On the left is Arnas, a half-Youma descended from the King of the Night (shades of Vampire Hunter D here). She's fighting on the side of the humans, using the powers gifted to her by her bloodline. While it's not said outright that she feasts upon her enemies, it's certainly a possibility. Her personality is described as quiet and reserved. On the right is Loulitis, the destined Holy Child who will help bring the end to the Youma menace. She just needs a champion to protect her. Looking at the screens made available so far, it's hard not to describe the relationship between these two as romantic. There's even a dance scene.
In battle, Arnas makes use of servant familiars, lesser demons with whom she creates contracts of service. The overall system seems to be more action RPG in style, but the different types of servants lend themselves to different sorts of tactics. Arnas fuels their attacks with the power of her half-demon blood, which she must replenish from enemies on a regular basis.
In addition, as she battles on Arnas builds up strength on a special gauge. When full, it allows her to unleash her full Youma potential, which is when things get really crazy. She can't keep this transformed state going for long, but it'll be carnage all the way when it happens.
Now that I think about it, this sounds a bit like the Kuzunoha Raidou games on the PS2, with blood instead of magnetite. The prospects of a Gust game with MegaTen elements and a lot of implied girl-girl romance is certainly... interesting? We shall have to see how this all pans out.
Yoru no Kuni is due in stores at the end of August. It will be for PS3, PS4, and PS Vita, with physical and digital releases available for all three.
I'm sure most of us have some idea of what a perfect game should be, if only we had the opportunity to make it a reality. Even professional game makers can have long-held dream concepts that they would like to make real. That's apparently the reason why Tomoki Tauchi, director of Metal Max 4 et al., has left Crea-Tech and joined up with Compile Heart to make a game that he's dreamt of since the old days of Data East (sometime in the early 90s). That game? Death Under the Labyrinth
Now, I can't fault a man for having a vision, or for going over to Compile Heart in order to make that vision real, if that's what it took. What I can wonder about — have to wonder about, really — is the unnecessary focus on cleavage.
That's not even a random observation. In the Dengeki interview and article, it's explicitly stated that boobs are a major part of the game's esthetic, to the point where it's described in quote marks as an "oppai-gatari" (boob story). I've double-checked; there's no other possible meaning to be had there.
The game itself is a dungeon-crawler with a fairly generic plot. Simply enough, one day the world stops spinning. Darkness reigns supreme without the rising sun to banish it, and monsters ravage the land.
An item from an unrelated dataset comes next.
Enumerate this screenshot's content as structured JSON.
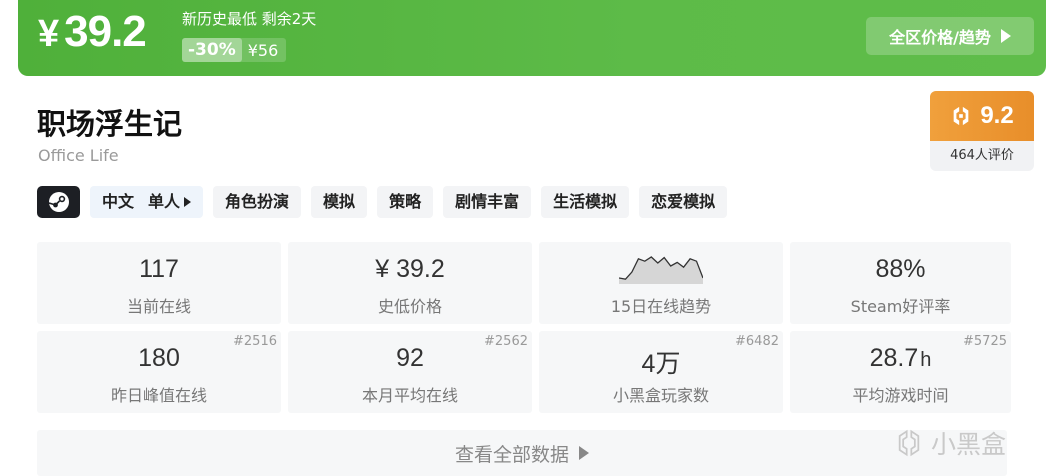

The heroine is Estra, one of five young women (of various cup sizes) chosen to bear the magical weapons that can stand up to the darkness. They're off to brave the trials of the four protector gods in their distant towers, in the hopes of winding the metaphorical spring of the world and getting things spinning again.
MeiQ no Chika ni Shisu (Death Under the Labyrinth) will arrive on PS Vita eventually, but there's no word as to the exact date. We're likely to see more of it at TGS, at least.